Contributed by Jen Alic of Oilprice.com: The situation in Egypt has not been tenable since the Muslim Brotherhood and President Morsi took over, post-revolution, but now that the military has stepped in, ousted Morsi, and placed him in detention, foreign investors are celebrating – on the logic that things couldn’t get any worse, only better.
Governments, corporations, even that genius app developer in Russia have one thing in common: they want to know everything. Data is power. And money. As the Snowden debacle has shown, they’re getting there. Technologies for gathering information, then hoarding it, mining it, and using it are becoming phenomenally effective and cheap. But it’s not perfect.
Contributed by Jen Alic of Oilprice.com. Libya—awash with roving militias and undergoing a near-total evacuation of Westerners from oil-producing Benghazi—is doing its best to make cosmetic security changes in an atmosphere of growing uncertainty. But much of the country’s south and half of its border regions are not even under government control.

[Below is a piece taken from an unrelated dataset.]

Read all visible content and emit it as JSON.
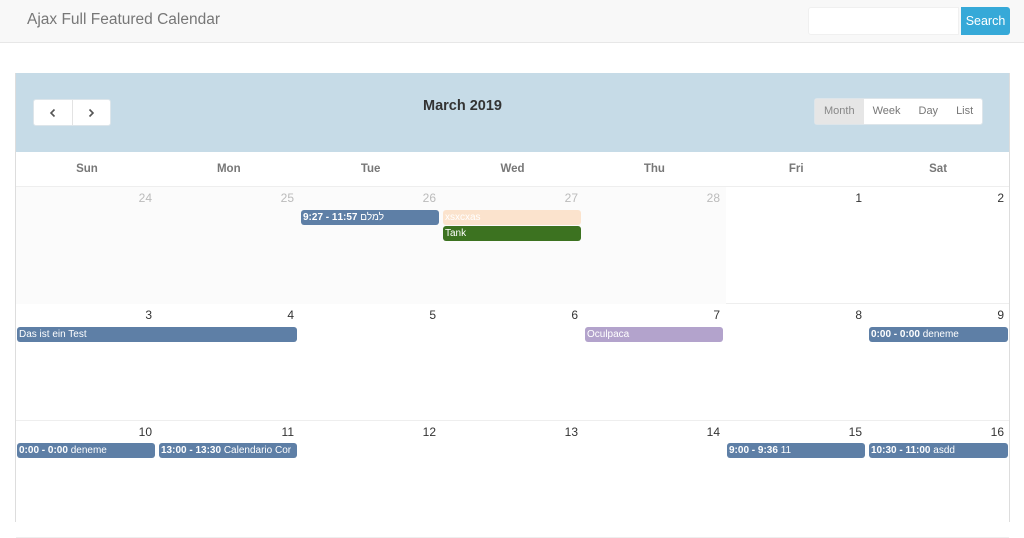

Normally, the media would have given it priority: French President Hollande and Prime Minister Ayrault have become more unpopular than ever before. But the poll was shoved into the background by France’s bombing campaign in Mali—which released an avalanche of positive comments and support from all sides, at least in France. With impeccable timing.
Militants attack oil infrastructure and staff. Oil theft leads to severe pipeline damage, causing loss of production and pollution. There is piracy, sabotage, violence, and decrepit infrastructure. Nigeria is the largest oil producer in Africa and has the ninth largest natural gas reserves in the world. Yet only 50% of the people have access to electricity.
Dizzying QE gobbledygook is upon us once again. It would restart its big 480-volt money printer, in addition to the desktop machine it had been using recently, the Fed said, in order “to help ensure that inflation, over time, is at the rate most consistent with its dual mandate,” namely “maximum employment and price stability.” Thus, more inflation magically creates more jobs, and “price stability” requires more inflation in order to become more … stable maybe?
When the world’s major central bankers get together, as they did at the Fed conference in Washington this weekend, ironies abound. Off to the side, Turkey had just floated a plan to get its people to turn in their physical gold in exchange for “certificates,” a first if still voluntary step in what may become a process of gold confiscation. In the background: the Fed, which had promised to keep interest rates at record lows through 2014, come hell or high water, after having purchased $2.3 trillion in bonds. In the foreground: the money printers of Japan and Europe.
Delegations from 100 countries and organizations will meet on Monday in Bonn for a conference on Afghanistan—1,000 participants in all, including Hilary Clinton, Hamid Karzai, Angela Merkel, and 60 foreign ministers. Goal: “Laying the foundation for a better future of Afghanistan.” But just when official optimism gets frothy, classified documents surface that predict a dire future.